The interviews also reported that Watanabe verbally abused and threatened student athletes and attacked their character. When runners fell off pace during workouts he was reported to have shouted, "Get the hell out of this university!" and, following the runners in a car, "I am going to f*cking run you over and kill you." Injured team members were also reported to have been subject to verbal humiliation by Watanabe, including, "Look at this f*cking cripple," and "You f*cking deserve it." Watanabe admitted the accusations but said tha…

Weekend Overseas Japanese Results

Lost in the luminosity of Eliud Kipchoge's world record and Gladys Cherono's women's course record at the Berlin Marathon were a score of Japanese results there and elsewhere overseas, ranging from the sparkling to the dull. Cherono and 2nd and 3rd placers Ruti Aga and Tirunesh Dibaba all broke Mizuki Noguchi's Berlin Marathon course record of 2:19:12 which has stood since she set that national record mark in 2005.

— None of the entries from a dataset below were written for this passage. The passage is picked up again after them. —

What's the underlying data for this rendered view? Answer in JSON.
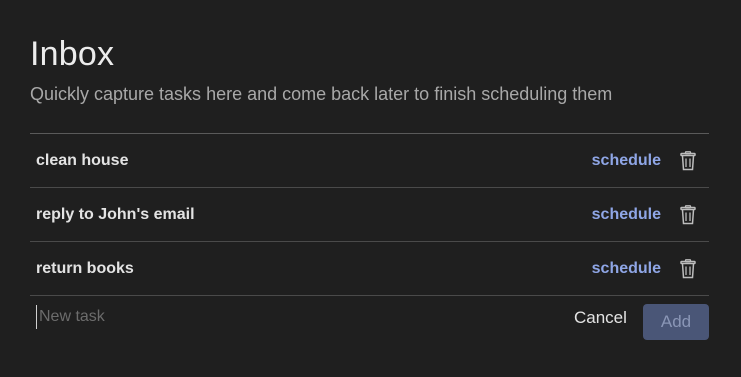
{
  "header": {
    "title": "Inbox",
    "subtitle": "Quickly capture tasks here and come back later to finish scheduling them"
  },
  "tasks": [
    {
      "text": "clean house",
      "action_label": "schedule",
      "delete_icon": "trash-icon"
    },
    {
      "text": "reply to John's email",
      "action_label": "schedule",
      "delete_icon": "trash-icon"
    },
    {
      "text": "return books",
      "action_label": "schedule",
      "delete_icon": "trash-icon"
    }
  ],
  "new_task": {
    "value": "",
    "placeholder": "New task",
    "cancel_label": "Cancel",
    "add_label": "Add"
  },
  "colors": {
    "background": "#1f1f1f",
    "link": "#8fa6e6",
    "add_button": "#4a5677"
  }
}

A kilometer behind Dibaba, Mizuki Matsuda (Daihatsu) followed up her 2:22:44 debut in Osaka in January with a 2:22:23 PB for 5th, making her just the fourth Japanese woman ever to break 2:23 twice in her career. 2:23:46 woman Honami Maeda (Tenmaya) ran 2:25:23 for 7th, beating Tenmaya teammate Rei Ohara whose 2:27:28 put her only 10th but qualified her for the 2020 Tokyo Olympics marathon trials, only the second athlete after 2018 Boston Marathon winner Yuki Kawauchi (Saitama Pref. Gov't) to qualify for the trials under the two-race average wildcard opt…

Kazami Breaks 100 km World Record at Lake Saroma

Running on the same course where Japan's Takahiro Sunada set the road 100 km world record of 6:13:33 twenty years ago, 2:17:23 marathoner Nao Kazamibested a deep and competitive field to win the Lake Saroma 100 km Ultramarathon in a world record 6:09:14.

Part of a front group of at least five that went through the marathon split in 2:33:36, on pace for 6:04:01, Kazami lost touch with the lead as rivals Koji Hayasaka and Takehiko Gyoba surged just before halfway to open a roughly 30 second lead that lasted until nearly 75 km. But in the last quarter of the race Kazami, a graduate of Hakone Ekiden powerhouse Komazawa University, was the only one who could sustain anything close to the early pace, overtaking Hayasaka and Gyoba before pulling away to open a lead of over 11 minutes. Kazami's mark took more than 4 minutes off the world record, and he also bettered the 100 km track world record of 6:10:20 set in 1978 well before he was born by the late Don Ritchie.
Trying to stay wi…